== WORK TO BE COMPLETED ==
Select all lines in the records that include "legend".

Excerpts from a dataset
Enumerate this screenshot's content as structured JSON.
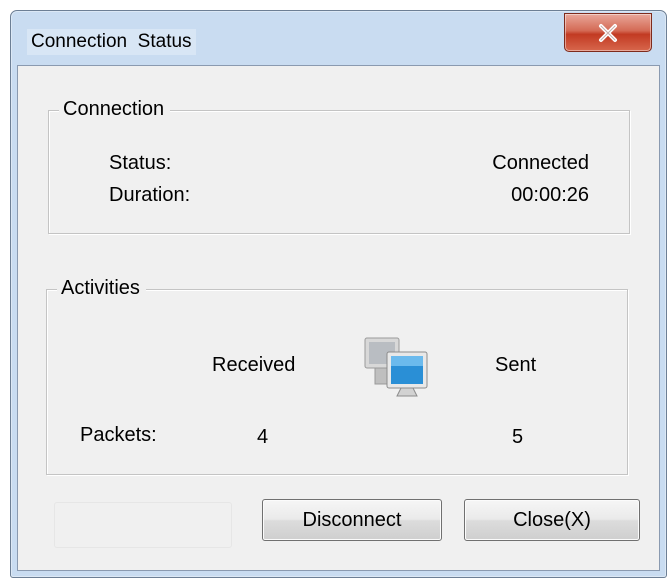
{
  "window": {
    "title": "Connection  Status",
    "close_glyph": "X"
  },
  "connection_group": {
    "legend": "Connection",
    "status_label": "Status:",
    "status_value": "Connected",
    "duration_label": "Duration:",
    "duration_value": "00:00:26"
  },
  "activities_group": {
    "legend": "Activities",
    "received_header": "Received",
    "sent_header": "Sent",
    "packets_label": "Packets:",
    "packets_received": "4",
    "packets_sent": "5",
    "icon": "network-computers-icon"
  },
  "buttons": {
    "disconnect": "Disconnect",
    "close": "Close(X)"
  },
  "colors": {
    "frame": "#c9dcf1",
    "client": "#f0f0f0",
    "close_button": "#c8432b"
  }
}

== SOLUTION TO THIS PROBLEM ==
    "legend": "Connection",
    "legend": "Activities",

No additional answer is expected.